EXERCISE:
State how many lines in the records below include the word "name". Give nothing but that number.

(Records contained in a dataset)
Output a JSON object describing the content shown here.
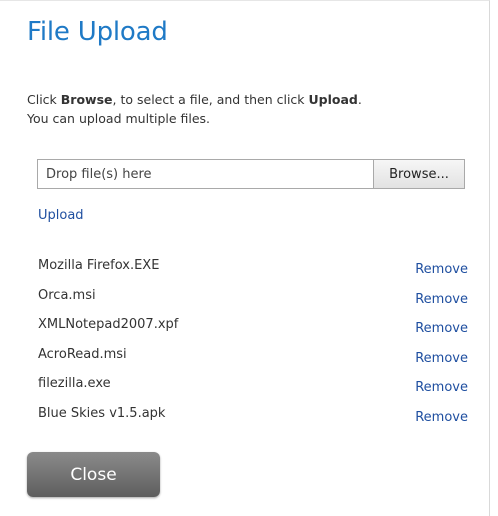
{
  "dialog": {
    "title": "File Upload",
    "instructions": {
      "part1": "Click ",
      "browse_word": "Browse",
      "part2": ", to select a file, and then click ",
      "upload_word": "Upload",
      "part3": ".",
      "line2": "You can upload multiple files."
    },
    "drop_zone": {
      "placeholder": "Drop file(s) here",
      "browse_label": "Browse..."
    },
    "upload_label": "Upload",
    "files": [
      {
        "name": "Mozilla Firefox.EXE",
        "remove_label": "Remove"
      },
      {
        "name": "Orca.msi",
        "remove_label": "Remove"
      },
      {
        "name": "XMLNotepad2007.xpf",
        "remove_label": "Remove"
      },
      {
        "name": "AcroRead.msi",
        "remove_label": "Remove"
      },
      {
        "name": "filezilla.exe",
        "remove_label": "Remove"
      },
      {
        "name": "Blue Skies v1.5.apk",
        "remove_label": "Remove"
      }
    ],
    "close_label": "Close"
  },
  "colors": {
    "title": "#1f7ac6",
    "link": "#1f4fa0",
    "close_button": "#6f6f6f"
  }
}
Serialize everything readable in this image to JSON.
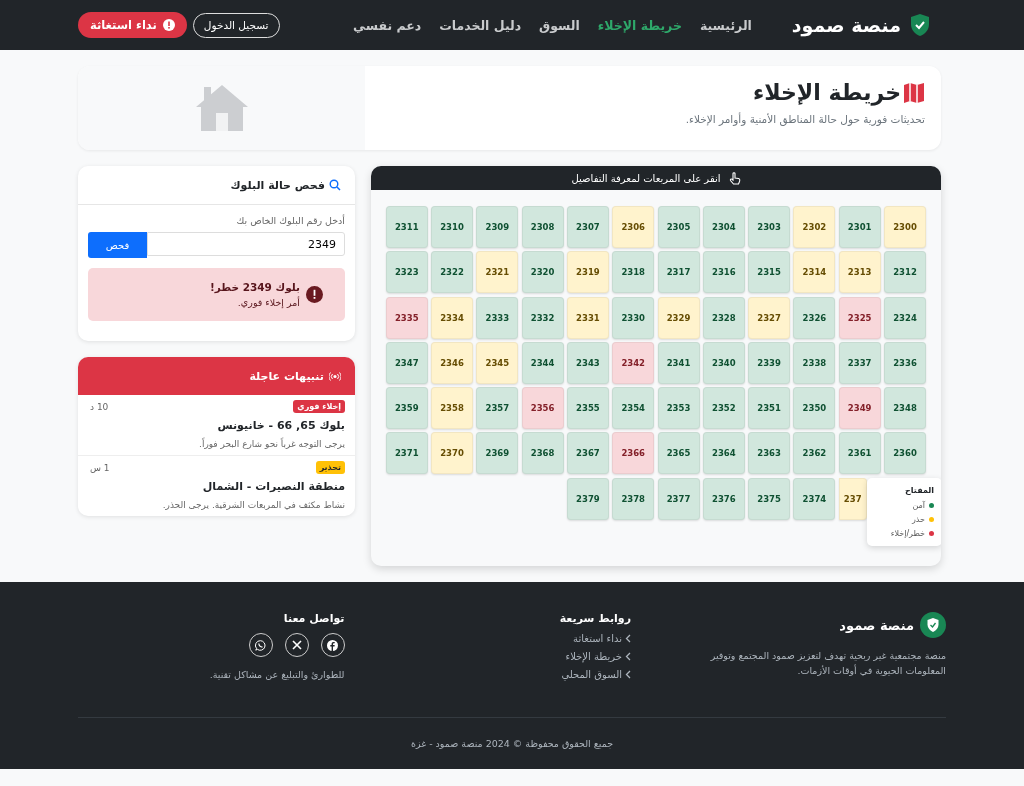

RESPONSE AREA:
6